German Chocolate Cake isn’t really German. It gained fame in 1957 after being published as a reader recipe in a Dallas newspaper. In the ingredient list, the reader who submitted the recipe specified “German’s Sweet Chocolate” which was a sweet chocolate formulated by a man named Samuel German who worked for the Walter Baker Chocolate Company. So the cake is actually named for the brand of chocolate used to make it.
As Jean Anderson points out in The American Century Cookbook, German’s brand chocolate had been selling just fine for the past 105 years prior to the cake recipe, but when the cake recipe was printed in paper, there was a spike in German’s chocolate sales in Dallas. General Foods, the company that had acquired the brand, traced the sales to that reader recipe. They were so impressed that a General Foods district manager asked the food editor at the Dallas paper to send the recipe to other food editors around the country. When it started appearing in newspapers, food editors began receiving letters from readers saying the cake recipe was similar to "an old one their mother made” or that they’d lost. General Foods refined the recipe, added Angel Flake Coconut, and re-named the cake German Sweet Chocolate Cake.
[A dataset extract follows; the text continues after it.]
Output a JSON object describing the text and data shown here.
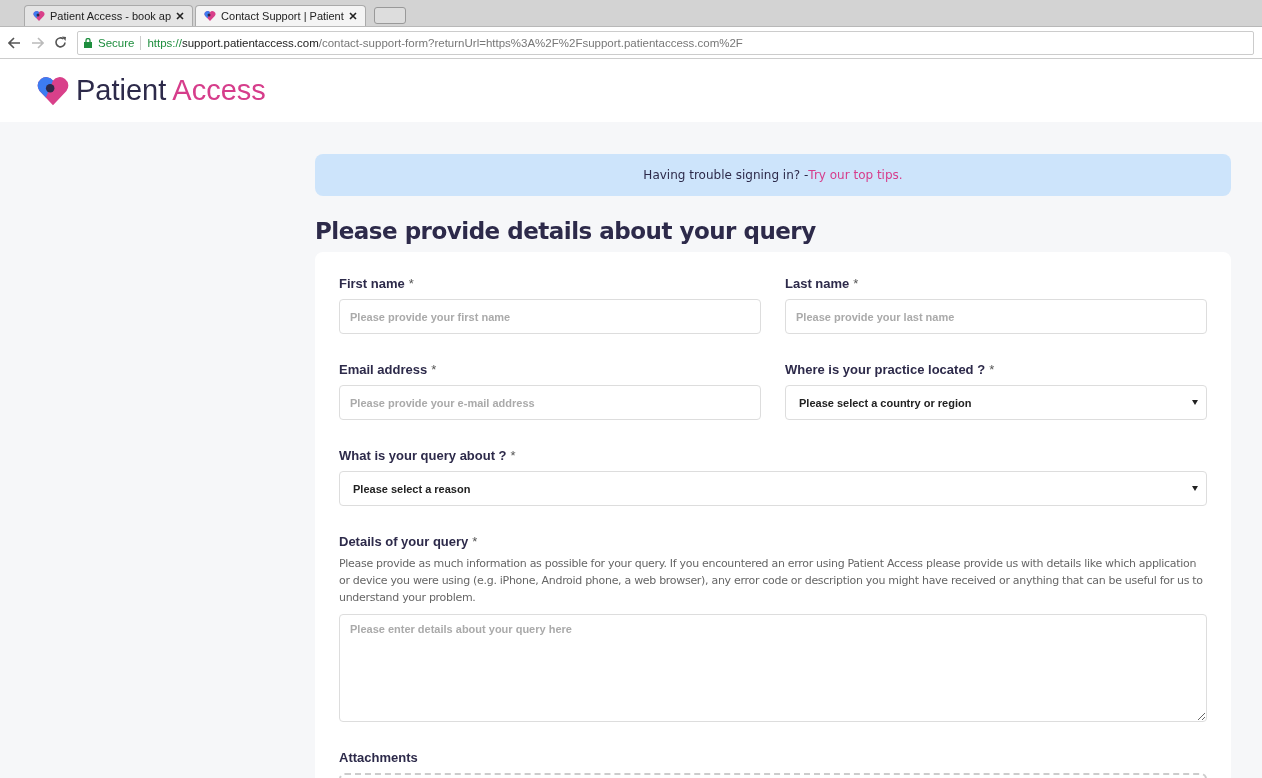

Lady Bird Johnson's German Chocolate Cake
½ cup water
4 oz. German Chocolate (Baker’s Brand), cut up
1 tablespoon natural cocoa powder
2 ½ cups sifted cake flour (10 oz)
1 tsp. baking soda
¾ teaspoon salt -- if using salted butter or margarine, omit or reduce to pinch
1 cup unsalted butter (2 sticks)
2 cups granulated sugar minus 1 tablespoon
4 egg yolks
1 ½ tsp. vanilla
1 cup buttermilk, room temperature
4 large egg whites, stiffly beaten
Preheat oven to 350 degrees F. Spray three 9-inch round cake pans with flour-added cooking spray and then line with rounds of parchment. This is a tender cake. If you don’t line the pans, it may tear.
Bring water to a boil in a microwave-safe glass measuring cup or small saucepan. Add chocolate to water and stir until it melts. Stir in cocoa powder. Set aside to cool.
Sift together cake flour, baking soda and salt. Set aside.
In bowl of a stand mixer, beat butter and sugar until light and fluffy; Beat in yolks, vanilla and melted chocolate mixture. When very well mixed, by hand or using lowest speed of mixer, add flour mixture alternately with buttermilk; When flour is completely absorbed, fold in beaten egg whites.
Divide batter among the three pans and bake at 350 degrees F. for 30 minutes or until they appear set and a wooden skewer inserted in center comes out with moist crumb.s. Cool on a rack for 10 minutes, then carefully flip from pans. Begin making icing. It’s good to start making the icing as soon as possible, as it needs time to chill.
Coconut Pecan Frosting
1 ½ sticks melted butter (6 oz)
12 oz. can evaporated milk
1 ½ cups granulated sugar
4 egg yolks
1 ½ tsp. vanilla
A pinch or two of salt
2 cups coconut (1 bag of Angel flake)
1 ½ cups chopped pecans (toasted)
Whisk butter, evaporated milk, sugar and egg yolks together in a large saucepan. Turn heat to medium and cook mixture, whisking often, until it thickens. This should take about 10 minutes. When thickened and bubbly, remove from heat and pour into a large mixing bowl. It should look thick, but it will still be too runny to use as frosting at this point. Don’t worry, because it will thicken as it cools and will thicken even more as it chills.
Let it cool to room temperature, then stir in the vanilla, salt, pecans and coconut. If you plan on spreading only across the top of the cakes, you can ice the cake now. If you like glopping it onto the sides like I do, it’s best to chill the icing a little so it will adhere to the cake better.